What is happening and is going to continue to happen is the sole responsibility of Castillo and those on the “left” and from unions that are accompanying him. How can we expect him to make good on his promises? How does the CGTP think that Castillo is going to change the current model for one that is more just? There is no coherence between what he has promised and what he is doing. What the government is doing and what workers voted him into power to do are two entirely different courses. For that reason, workers do not need to take on responsibility for what the government is doing.
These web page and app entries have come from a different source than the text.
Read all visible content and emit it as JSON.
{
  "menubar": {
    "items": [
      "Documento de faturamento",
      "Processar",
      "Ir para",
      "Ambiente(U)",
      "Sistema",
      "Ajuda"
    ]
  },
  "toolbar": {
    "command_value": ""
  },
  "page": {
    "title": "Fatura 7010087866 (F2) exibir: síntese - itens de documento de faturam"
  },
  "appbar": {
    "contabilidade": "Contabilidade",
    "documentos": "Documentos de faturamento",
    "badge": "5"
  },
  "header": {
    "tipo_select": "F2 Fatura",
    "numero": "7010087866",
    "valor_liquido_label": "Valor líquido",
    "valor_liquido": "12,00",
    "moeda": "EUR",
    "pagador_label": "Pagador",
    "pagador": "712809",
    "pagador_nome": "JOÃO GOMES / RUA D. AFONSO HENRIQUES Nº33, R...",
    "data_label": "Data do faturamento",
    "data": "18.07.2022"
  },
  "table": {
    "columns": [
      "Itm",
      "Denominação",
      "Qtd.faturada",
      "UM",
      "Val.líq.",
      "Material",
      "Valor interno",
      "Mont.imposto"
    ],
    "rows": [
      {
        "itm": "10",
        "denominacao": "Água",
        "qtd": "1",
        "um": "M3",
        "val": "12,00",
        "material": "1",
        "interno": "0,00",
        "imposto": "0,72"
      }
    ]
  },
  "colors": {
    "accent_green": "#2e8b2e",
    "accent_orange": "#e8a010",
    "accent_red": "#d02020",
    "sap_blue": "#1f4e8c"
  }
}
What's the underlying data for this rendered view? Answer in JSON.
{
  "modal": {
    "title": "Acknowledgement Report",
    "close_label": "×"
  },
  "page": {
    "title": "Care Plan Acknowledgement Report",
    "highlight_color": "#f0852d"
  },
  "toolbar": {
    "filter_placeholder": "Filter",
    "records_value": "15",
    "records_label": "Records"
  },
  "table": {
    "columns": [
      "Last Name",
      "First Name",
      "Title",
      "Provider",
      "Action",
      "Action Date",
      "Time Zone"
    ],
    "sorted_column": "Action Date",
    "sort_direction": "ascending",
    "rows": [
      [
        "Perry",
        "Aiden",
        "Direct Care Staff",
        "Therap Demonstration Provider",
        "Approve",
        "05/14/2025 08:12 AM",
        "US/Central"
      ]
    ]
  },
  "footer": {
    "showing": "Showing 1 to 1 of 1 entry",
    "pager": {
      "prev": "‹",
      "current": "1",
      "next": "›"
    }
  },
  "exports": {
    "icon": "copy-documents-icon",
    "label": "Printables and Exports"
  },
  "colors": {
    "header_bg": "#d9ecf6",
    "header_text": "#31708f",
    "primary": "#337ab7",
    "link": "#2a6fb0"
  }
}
The union directors do not call for continued struggle because they claim that the right will attack them. The opposite is true: we aren’t fighting and for that reason the right gains strength and moves more people on the street to corner Castillo. The only way to defeat the right is by hitting the streets together, and that is only possible to do with our own objectives and reclamations. If we don’t do this, the right will recover the government, and will not only take out their anger on Castillo and his people but on the entire working class.

As workers – and within the PST (Partido Socialista de los Trabajadores) – we have no problem going out into the streets unified in action to face coup threats, as we did when they wanted to impede Castillo’s electoral triumph.

What to do?

The right’s advance is not just occurring against the government but also is apparent in the factories. The demands of many syndicates are not being met under the pretext of the “crisis” and blaming the previous government. This is not stopping them from fighting. Instead, the container industry is protesting, the Leche Gloria is on strike, and Celima is preparing for one.

These factory unions should be fighting for their needs, but it would be even more significant if we could unify our struggle and demand the most important solutions for workers, and together: a general increase in wages and the end of mass firings and suspensions. We must do this now.

The elections made apparent the urgency of the current social demands and the government was sworn in saying it would take them on. However, they are not going to address our struggle if we don’t continue to place pressure on the government, which is currently capitulating to the elite sectors of the country. The “support” that the CGTP and the “left” organizations promised to Castillo means that they will be turning their backs on workers and, consequently, are making space for the right to prepare their attack.

Paralysis and uncritical collaboration with the government will surely lead us to defeat and disillusionment. We have only one choice: affirm our independence as a class and organize a united struggle to demand the government implement the solutions it promised and that brought us to vote and fight for Castillo to get into office in the first place. In so doing, we will halt and defeat the reactionary right.

The original Spanish-language version of this article can be found here.